After completing her Internal Medicine Residency and Chief Residency at Yale, Dr. Minichiello pursued fellowship in Hospital Medicine at University of California San Francisco’s Moffitt-Long Hospital, where her research and clinical work were focused on venous thromboembolic disease. After spending 2 years in apprenticeship managing patients longitudinally with complex clotting disorders in UCSF’s Hematology division, she was appointed as Director of Inpatient and Outpatient Anticoagulation and Thrombosis services and served in that role for 6 years. In 2008 she accepted a position at San Francisco’s VA Medical Center as Chief of the Anticoagulation and Thrombosis services where she created a new inpatient anticoagulation program, overhauled the existing outpatient services and assumed care for all patients in hematology with thrombotic disorders. She developed the 1st VA-based electronic consultation program in anticoagulation to provide high level subspecialty consultation to clinicians practicing in remote areas and to improve access to care for the veterans they serve.

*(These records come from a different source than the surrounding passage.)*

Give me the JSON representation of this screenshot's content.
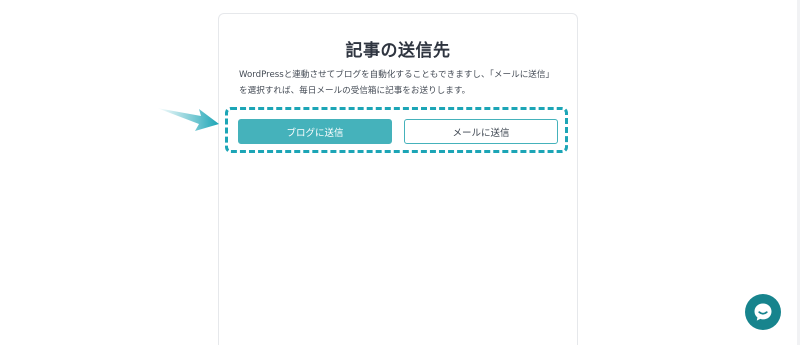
{
  "card": {
    "title": "記事の送信先",
    "description": "WordPressと連動させてブログを自動化することもできますし、「メールに送信」を選択すれば、毎日メールの受信箱に記事をお送りします。"
  },
  "buttons": {
    "send_to_blog": "ブログに送信",
    "send_to_email": "メールに送信"
  },
  "colors": {
    "accent": "#45b2bb",
    "highlight_dash": "#1ca5b6",
    "chat_button": "#17848d"
  },
  "icons": {
    "pointer_arrow": "arrow-right-icon",
    "chat": "chat-icon"
  }
}
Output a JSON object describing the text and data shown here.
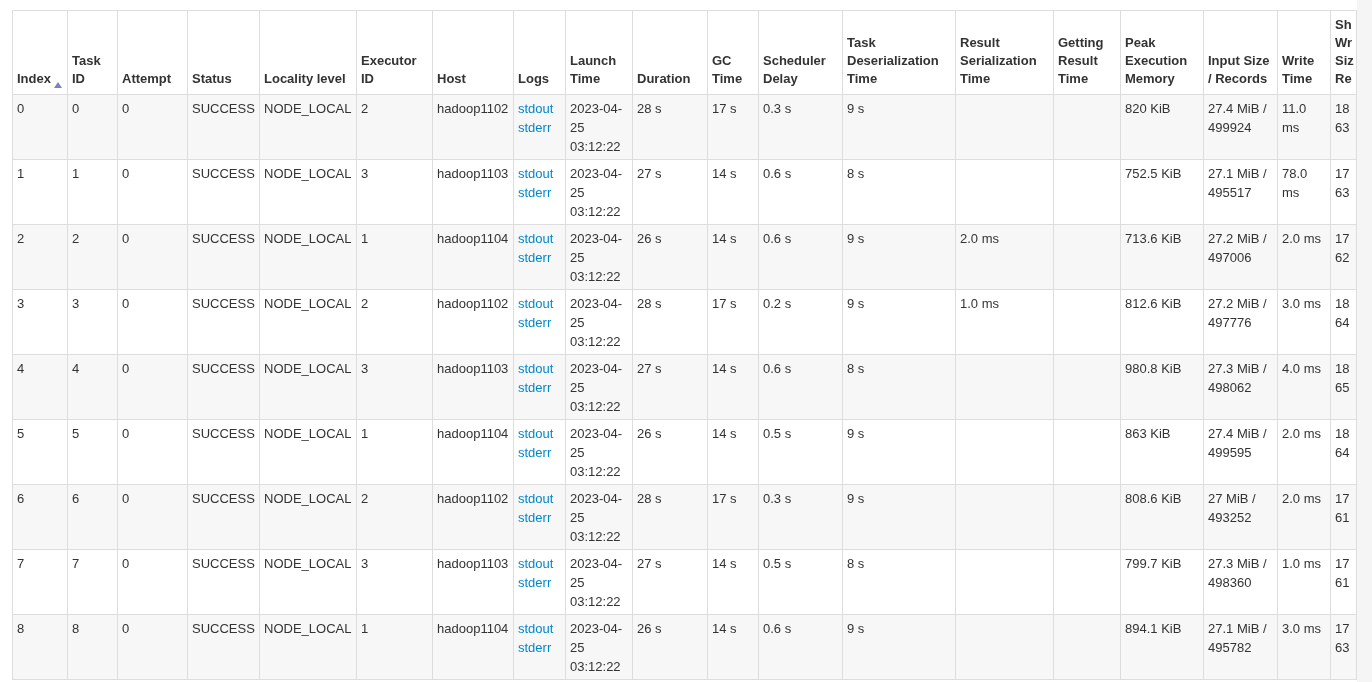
{
  "table": {
    "columns": [
      {
        "label": "Index",
        "sorted": true
      },
      {
        "label": "Task ID"
      },
      {
        "label": "Attempt"
      },
      {
        "label": "Status"
      },
      {
        "label": "Locality level"
      },
      {
        "label": "Executor ID"
      },
      {
        "label": "Host"
      },
      {
        "label": "Logs"
      },
      {
        "label": "Launch Time"
      },
      {
        "label": "Duration"
      },
      {
        "label": "GC Time"
      },
      {
        "label": "Scheduler Delay"
      },
      {
        "label": "Task Deserialization Time"
      },
      {
        "label": "Result Serialization Time"
      },
      {
        "label": "Getting Result Time"
      },
      {
        "label": "Peak Execution Memory"
      },
      {
        "label": "Input Size / Records"
      },
      {
        "label": "Write Time"
      },
      {
        "label": "Sh Wr Siz Re"
      }
    ],
    "rows": [
      {
        "index": "0",
        "task_id": "0",
        "attempt": "0",
        "status": "SUCCESS",
        "locality": "NODE_LOCAL",
        "executor": "2",
        "host": "hadoop1102",
        "logs": [
          "stdout",
          "stderr"
        ],
        "launch": "2023-04-25 03:12:22",
        "duration": "28 s",
        "gc": "17 s",
        "scheduler_delay": "0.3 s",
        "deserialization": "9 s",
        "peak_memory": "820 KiB",
        "input": "27.4 MiB / 499924",
        "write_time": "11.0 ms",
        "column_19": "18 63"
      },
      {
        "index": "1",
        "task_id": "1",
        "attempt": "0",
        "status": "SUCCESS",
        "locality": "NODE_LOCAL",
        "executor": "3",
        "host": "hadoop1103",
        "logs": [
          "stdout",
          "stderr"
        ],
        "launch": "2023-04-25 03:12:22",
        "duration": "27 s",
        "gc": "14 s",
        "scheduler_delay": "0.6 s",
        "deserialization": "8 s",
        "peak_memory": "752.5 KiB",
        "input": "27.1 MiB / 495517",
        "write_time": "78.0 ms",
        "column_19": "17 63"
      },
      {
        "index": "2",
        "task_id": "2",
        "attempt": "0",
        "status": "SUCCESS",
        "locality": "NODE_LOCAL",
        "executor": "1",
        "host": "hadoop1104",
        "logs": [
          "stdout",
          "stderr"
        ],
        "launch": "2023-04-25 03:12:22",
        "duration": "26 s",
        "gc": "14 s",
        "scheduler_delay": "0.6 s",
        "deserialization": "9 s",
        "result_serialization": "2.0 ms",
        "peak_memory": "713.6 KiB",
        "input": "27.2 MiB / 497006",
        "write_time": "2.0 ms",
        "column_19": "17 62"
      },
      {
        "index": "3",
        "task_id": "3",
        "attempt": "0",
        "status": "SUCCESS",
        "locality": "NODE_LOCAL",
        "executor": "2",
        "host": "hadoop1102",
        "logs": [
          "stdout",
          "stderr"
        ],
        "launch": "2023-04-25 03:12:22",
        "duration": "28 s",
        "gc": "17 s",
        "scheduler_delay": "0.2 s",
        "deserialization": "9 s",
        "result_serialization": "1.0 ms",
        "peak_memory": "812.6 KiB",
        "input": "27.2 MiB / 497776",
        "write_time": "3.0 ms",
        "column_19": "18 64"
      },
      {
        "index": "4",
        "task_id": "4",
        "attempt": "0",
        "status": "SUCCESS",
        "locality": "NODE_LOCAL",
        "executor": "3",
        "host": "hadoop1103",
        "logs": [
          "stdout",
          "stderr"
        ],
        "launch": "2023-04-25 03:12:22",
        "duration": "27 s",
        "gc": "14 s",
        "scheduler_delay": "0.6 s",
        "deserialization": "8 s",
        "peak_memory": "980.8 KiB",
        "input": "27.3 MiB / 498062",
        "write_time": "4.0 ms",
        "column_19": "18 65"
      },
      {
        "index": "5",
        "task_id": "5",
        "attempt": "0",
        "status": "SUCCESS",
        "locality": "NODE_LOCAL",
        "executor": "1",
        "host": "hadoop1104",
        "logs": [
          "stdout",
          "stderr"
        ],
        "launch": "2023-04-25 03:12:22",
        "duration": "26 s",
        "gc": "14 s",
        "scheduler_delay": "0.5 s",
        "deserialization": "9 s",
        "peak_memory": "863 KiB",
        "input": "27.4 MiB / 499595",
        "write_time": "2.0 ms",
        "column_19": "18 64"
      },
      {
        "index": "6",
        "task_id": "6",
        "attempt": "0",
        "status": "SUCCESS",
        "locality": "NODE_LOCAL",
        "executor": "2",
        "host": "hadoop1102",
        "logs": [
          "stdout",
          "stderr"
        ],
        "launch": "2023-04-25 03:12:22",
        "duration": "28 s",
        "gc": "17 s",
        "scheduler_delay": "0.3 s",
        "deserialization": "9 s",
        "peak_memory": "808.6 KiB",
        "input": "27 MiB / 493252",
        "write_time": "2.0 ms",
        "column_19": "17 61"
      },
      {
        "index": "7",
        "task_id": "7",
        "attempt": "0",
        "status": "SUCCESS",
        "locality": "NODE_LOCAL",
        "executor": "3",
        "host": "hadoop1103",
        "logs": [
          "stdout",
          "stderr"
        ],
        "launch": "2023-04-25 03:12:22",
        "duration": "27 s",
        "gc": "14 s",
        "scheduler_delay": "0.5 s",
        "deserialization": "8 s",
        "peak_memory": "799.7 KiB",
        "input": "27.3 MiB / 498360",
        "write_time": "1.0 ms",
        "column_19": "17 61"
      },
      {
        "index": "8",
        "task_id": "8",
        "attempt": "0",
        "status": "SUCCESS",
        "locality": "NODE_LOCAL",
        "executor": "1",
        "host": "hadoop1104",
        "logs": [
          "stdout",
          "stderr"
        ],
        "launch": "2023-04-25 03:12:22",
        "duration": "26 s",
        "gc": "14 s",
        "scheduler_delay": "0.6 s",
        "deserialization": "9 s",
        "peak_memory": "894.1 KiB",
        "input": "27.1 MiB / 495782",
        "write_time": "3.0 ms",
        "column_19": "17 63"
      }
    ]
  }
}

Dr. Minichiello serves as subject matter expert for the VA regionally and nationally, creating guidelines, protocols and teaching materials related to anticoagulation and thrombosis. She has authored numerous papers and chapters related to venous thromboembolic disease and anticoagulation and has been an invited speaker to many national meetings including the American College of Physicians, the Society of Hospital Medicine, and the Society of General Internal Medicine. As a clinical educator she provides consultative services for patients in and out of the hospital with thrombotic disorders, oversees clinical care of hematology fellows and residents and teaches UCSF faculty, fellows, residents, students, nurses and pharmacists at the bedside, in grand rounds, small groups, conferences and lecture series.